Epic sued over software allegedly double-billing for anesthesia

Twitter icon
Facebook icon
LinkedIn icon
e-mail icon
Google icon
 - Epic logo

A newly unsealed lawsuit claims billing software made by Epic Systems has caused hundreds of hospitals to double-bill Medicaid and Medicare for anesthesia services which could have resulted in hundreds of millions of dollars in improper claims to CMS.
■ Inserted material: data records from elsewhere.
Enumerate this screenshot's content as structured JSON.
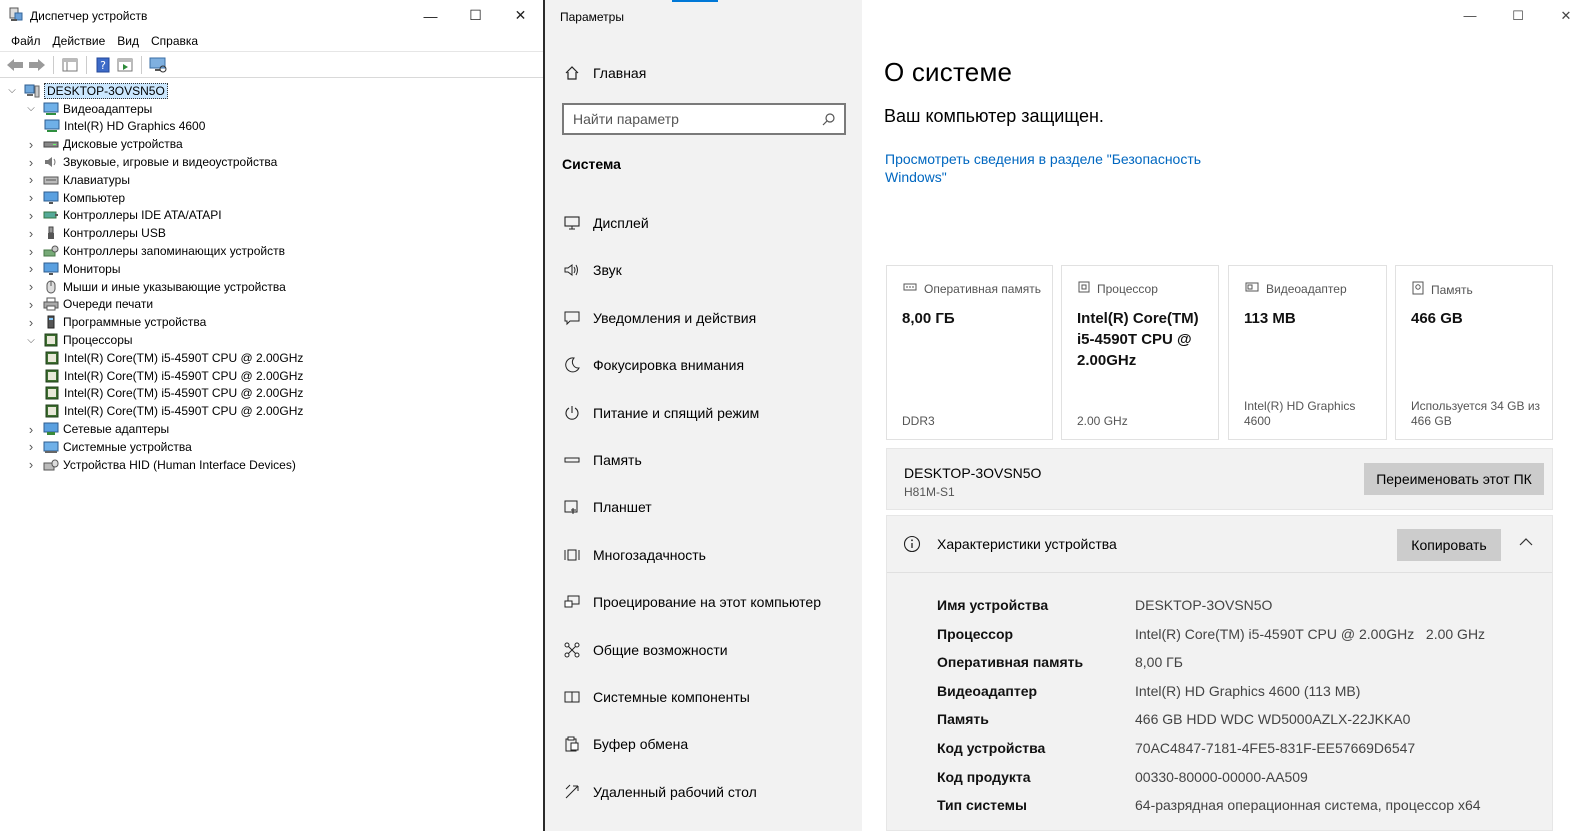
{
  "device_manager": {
    "title": "Диспетчер устройств",
    "menu": [
      "Файл",
      "Действие",
      "Вид",
      "Справка"
    ],
    "window_buttons": {
      "minimize": "—",
      "maximize": "☐",
      "close": "✕"
    },
    "tree": [
      {
        "label": "DESKTOP-3OVSN5O",
        "level": 0,
        "expanded": true,
        "selected": true,
        "icon": "computer-icon"
      },
      {
        "label": "Видеоадаптеры",
        "level": 1,
        "expanded": true,
        "icon": "display-adapter-icon"
      },
      {
        "label": "Intel(R) HD Graphics 4600",
        "level": 2,
        "icon": "display-adapter-icon"
      },
      {
        "label": "Дисковые устройства",
        "level": 1,
        "expanded": false,
        "icon": "disk-icon"
      },
      {
        "label": "Звуковые, игровые и видеоустройства",
        "level": 1,
        "expanded": false,
        "icon": "speaker-icon"
      },
      {
        "label": "Клавиатуры",
        "level": 1,
        "expanded": false,
        "icon": "keyboard-icon"
      },
      {
        "label": "Компьютер",
        "level": 1,
        "expanded": false,
        "icon": "monitor-icon"
      },
      {
        "label": "Контроллеры IDE ATA/ATAPI",
        "level": 1,
        "expanded": false,
        "icon": "ide-controller-icon"
      },
      {
        "label": "Контроллеры USB",
        "level": 1,
        "expanded": false,
        "icon": "usb-icon"
      },
      {
        "label": "Контроллеры запоминающих устройств",
        "level": 1,
        "expanded": false,
        "icon": "storage-controller-icon"
      },
      {
        "label": "Мониторы",
        "level": 1,
        "expanded": false,
        "icon": "monitor-icon"
      },
      {
        "label": "Мыши и иные указывающие устройства",
        "level": 1,
        "expanded": false,
        "icon": "mouse-icon"
      },
      {
        "label": "Очереди печати",
        "level": 1,
        "expanded": false,
        "icon": "printer-icon"
      },
      {
        "label": "Программные устройства",
        "level": 1,
        "expanded": false,
        "icon": "software-device-icon"
      },
      {
        "label": "Процессоры",
        "level": 1,
        "expanded": true,
        "icon": "processor-icon"
      },
      {
        "label": "Intel(R) Core(TM) i5-4590T CPU @ 2.00GHz",
        "level": 2,
        "icon": "processor-icon"
      },
      {
        "label": "Intel(R) Core(TM) i5-4590T CPU @ 2.00GHz",
        "level": 2,
        "icon": "processor-icon"
      },
      {
        "label": "Intel(R) Core(TM) i5-4590T CPU @ 2.00GHz",
        "level": 2,
        "icon": "processor-icon"
      },
      {
        "label": "Intel(R) Core(TM) i5-4590T CPU @ 2.00GHz",
        "level": 2,
        "icon": "processor-icon"
      },
      {
        "label": "Сетевые адаптеры",
        "level": 1,
        "expanded": false,
        "icon": "network-adapter-icon"
      },
      {
        "label": "Системные устройства",
        "level": 1,
        "expanded": false,
        "icon": "system-device-icon"
      },
      {
        "label": "Устройства HID (Human Interface Devices)",
        "level": 1,
        "expanded": false,
        "icon": "hid-icon"
      }
    ]
  },
  "settings": {
    "app_title": "Параметры",
    "accent_color": "#0078d7",
    "home_label": "Главная",
    "search_placeholder": "Найти параметр",
    "section_label": "Система",
    "nav": [
      {
        "label": "Дисплей",
        "icon": "display-icon"
      },
      {
        "label": "Звук",
        "icon": "sound-icon"
      },
      {
        "label": "Уведомления и действия",
        "icon": "notifications-icon"
      },
      {
        "label": "Фокусировка внимания",
        "icon": "focus-assist-icon"
      },
      {
        "label": "Питание и спящий режим",
        "icon": "power-icon"
      },
      {
        "label": "Память",
        "icon": "storage-icon"
      },
      {
        "label": "Планшет",
        "icon": "tablet-icon"
      },
      {
        "label": "Многозадачность",
        "icon": "multitasking-icon"
      },
      {
        "label": "Проецирование на этот компьютер",
        "icon": "projecting-icon"
      },
      {
        "label": "Общие возможности",
        "icon": "shared-experiences-icon"
      },
      {
        "label": "Системные компоненты",
        "icon": "system-components-icon"
      },
      {
        "label": "Буфер обмена",
        "icon": "clipboard-icon"
      },
      {
        "label": "Удаленный рабочий стол",
        "icon": "remote-desktop-icon"
      }
    ],
    "page_title": "О системе",
    "protection_status": "Ваш компьютер защищен.",
    "security_link": "Просмотреть сведения в разделе \"Безопасность Windows\"",
    "cards": [
      {
        "header": "Оперативная память",
        "value": "8,00 ГБ",
        "footer": "DDR3",
        "icon": "ram-icon"
      },
      {
        "header": "Процессор",
        "value": "Intel(R) Core(TM) i5-4590T CPU @ 2.00GHz",
        "footer": "2.00 GHz",
        "icon": "processor-icon"
      },
      {
        "header": "Видеоадаптер",
        "value": "113 MB",
        "footer": "Intel(R) HD Graphics 4600",
        "icon": "gpu-icon"
      },
      {
        "header": "Память",
        "value": "466 GB",
        "footer": "Используется 34 GB из 466 GB",
        "icon": "storage-icon"
      }
    ],
    "pc_name": "DESKTOP-3OVSN5O",
    "pc_model": "H81M-S1",
    "rename_button": "Переименовать этот ПК",
    "specs_title": "Характеристики устройства",
    "copy_button": "Копировать",
    "specs": [
      {
        "key": "Имя устройства",
        "value": "DESKTOP-3OVSN5O"
      },
      {
        "key": "Процессор",
        "value": "Intel(R) Core(TM) i5-4590T CPU @ 2.00GHz   2.00 GHz"
      },
      {
        "key": "Оперативная память",
        "value": "8,00 ГБ"
      },
      {
        "key": "Видеоадаптер",
        "value": "Intel(R) HD Graphics 4600 (113 MB)"
      },
      {
        "key": "Память",
        "value": "466 GB HDD WDC WD5000AZLX-22JKKA0"
      },
      {
        "key": "Код устройства",
        "value": "70AC4847-7181-4FE5-831F-EE57669D6547"
      },
      {
        "key": "Код продукта",
        "value": "00330-80000-00000-AA509"
      },
      {
        "key": "Тип системы",
        "value": "64-разрядная операционная система, процессор x64"
      }
    ]
  }
}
The plaintiff in the suit is Geraldine Petrowski, who worked as a supervisor of physician coding at Raleigh, North Carolina-based WakeMed Health from 2008 to 2014. She was trained on Epic’s Resolute Billing Charge Capture system in 2012 ahead of its implementation at WakeMed. According to the suit she filed in 2015, she discovered Epic didn’t adjust the software to 2012 CMS standards on how to bill for anesthesia services. The default setting is to charge for both the “base units” to be reported on the claim form—which CMS had said shouldn’t be included—as well as the actual time a physician had taken on the procedure.

When the issue was brought to Epic’s attention, Petrowski claimed its response was “all other hospitals are billing base units,” and said it had built other systems the same way. Eventually, Epic supposedly modified the software just for WakeMed and the lawsuit alleged it’s “probable” that most facilities using Epic’s Resolute Billing Charge Capture are double billing for anesthesia services.

“This unlawful billing protocol has resulted in the presentation of hundreds of millions of dollars in fraudulent bills for anesthesia services being submitted to Medicare and Medicaid as false claims,” the lawsuit said.

Included as exhibits in the complaint were the list of hundreds of hospitals and health systems which use the software as well as a bill from MD Anderson Cancer Center which allegedly shows the Epic software improperly billed for two extra hours of anesthesia on a prostate removal procedure.

For each violation of the False Claims Act, a defendant would be liable for treble damages and penalties of up to $10,000 for each false claim.

Unlike other whistleblower lawsuits, the U.S. Department of Justice declined to join the case, which was noted by an Epic spokesperson who denied the allegations.

“The plaintiff’s assertions represent a fundamental misunderstanding of how claims software works,” the spokesperson said in a statement.